We want to hear from participants about why something is important, more specifically, to help us identify what some of the underlying principles that government
could use to guide how it engages with French-speaking Albertans and how it develops and delivers services in French.
Who will benefit?
Primarily French-speaking Albertans will benefit through improved access to resources and services in French provided by the Government of Alberta including:
- Improved early childhood and health outcomes among francophone families
- More successful settlement and integration of French-speaking newcomers
- Enhanced preservation and promotion of Franco-Albertan heritage and history
- Increased visibility and celebration of francophone arts and cultures
Since 1996, Alberta’s francophone population has increased by more than 40%. Approximately 238,000 Albertans speak French and close to 200,000 students are enrolled in Alberta’s various French-language education programs.
What does this mean to Albertans?
The overall goal is to help government be more aware of and responsive to the needs of French speaking Albertans when delivering services to the community.

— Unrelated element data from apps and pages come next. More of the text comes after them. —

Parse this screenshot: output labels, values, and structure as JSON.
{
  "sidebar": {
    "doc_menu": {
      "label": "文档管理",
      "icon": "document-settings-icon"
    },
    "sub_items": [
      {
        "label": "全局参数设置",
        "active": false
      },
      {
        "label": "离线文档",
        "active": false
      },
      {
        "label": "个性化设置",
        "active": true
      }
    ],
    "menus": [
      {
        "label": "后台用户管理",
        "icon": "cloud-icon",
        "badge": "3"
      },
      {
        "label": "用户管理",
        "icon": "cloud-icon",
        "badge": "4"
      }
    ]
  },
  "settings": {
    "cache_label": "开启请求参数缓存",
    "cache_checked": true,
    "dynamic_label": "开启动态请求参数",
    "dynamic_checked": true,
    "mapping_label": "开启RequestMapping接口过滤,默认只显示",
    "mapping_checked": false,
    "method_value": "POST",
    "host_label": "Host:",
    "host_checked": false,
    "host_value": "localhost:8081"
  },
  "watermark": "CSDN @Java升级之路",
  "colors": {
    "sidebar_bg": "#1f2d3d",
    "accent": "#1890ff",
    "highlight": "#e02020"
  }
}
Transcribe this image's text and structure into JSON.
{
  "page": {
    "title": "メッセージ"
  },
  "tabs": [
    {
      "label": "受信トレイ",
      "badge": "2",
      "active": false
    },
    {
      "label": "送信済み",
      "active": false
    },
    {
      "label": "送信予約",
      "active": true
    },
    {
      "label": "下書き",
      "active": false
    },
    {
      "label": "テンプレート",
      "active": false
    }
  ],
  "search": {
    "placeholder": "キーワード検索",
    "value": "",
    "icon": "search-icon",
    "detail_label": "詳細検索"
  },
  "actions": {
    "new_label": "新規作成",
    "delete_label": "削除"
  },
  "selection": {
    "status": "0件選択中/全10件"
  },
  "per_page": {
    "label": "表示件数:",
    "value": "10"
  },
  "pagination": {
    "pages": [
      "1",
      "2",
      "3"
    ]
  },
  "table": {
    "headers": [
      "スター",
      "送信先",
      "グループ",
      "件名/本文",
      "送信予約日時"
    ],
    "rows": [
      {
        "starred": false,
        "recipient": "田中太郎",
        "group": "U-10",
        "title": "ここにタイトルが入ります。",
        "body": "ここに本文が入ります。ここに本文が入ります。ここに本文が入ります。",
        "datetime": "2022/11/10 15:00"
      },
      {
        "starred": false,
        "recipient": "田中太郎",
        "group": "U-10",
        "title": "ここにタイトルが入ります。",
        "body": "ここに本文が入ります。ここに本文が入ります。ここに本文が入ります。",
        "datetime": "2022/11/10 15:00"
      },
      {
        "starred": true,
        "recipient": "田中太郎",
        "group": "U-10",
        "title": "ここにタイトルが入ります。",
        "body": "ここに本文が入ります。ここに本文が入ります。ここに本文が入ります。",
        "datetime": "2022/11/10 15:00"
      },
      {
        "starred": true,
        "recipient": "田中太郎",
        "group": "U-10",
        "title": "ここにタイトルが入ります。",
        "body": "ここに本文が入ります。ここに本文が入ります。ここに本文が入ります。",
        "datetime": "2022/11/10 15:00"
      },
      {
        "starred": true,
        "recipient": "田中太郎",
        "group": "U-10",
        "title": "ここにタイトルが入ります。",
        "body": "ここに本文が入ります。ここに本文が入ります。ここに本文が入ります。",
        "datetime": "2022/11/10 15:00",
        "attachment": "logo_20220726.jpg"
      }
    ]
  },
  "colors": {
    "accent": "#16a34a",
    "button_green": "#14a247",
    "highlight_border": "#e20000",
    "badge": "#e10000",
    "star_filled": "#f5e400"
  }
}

The policy also has the potential to enhance Alberta’s attractiveness as a destination for interprovincial migration, immigration, tourism and investment.
What will it cost?
A number of services in French are already being provided by the Government of Alberta in areas like education,
access to justice, arts and heritage.
There is a common understanding between the Government of Alberta and francophone community representatives that we are working towards long-term incremental
change. To start, government will focus its attention on cost neutral or no cost initiatives - things that we can do differently, more efficiently and more
effectively. We will look at maximizing existing investments, specifically using existing federal funding administered by Culture and Tourism’s Francophone
Secretariat and leveraging existing community resources and networks. Having a policy will also put Alberta in a better position to get more equitable funding from
Do other provinces have a French policy?
To date, Alberta is one of two provinces without a policy or legislation on French-language services. All other jurisdictions have a policy or legislative
framework governing their approach to services for their French speaking communities.
Additional background information:
Last reviewed/revised: January 24, 2017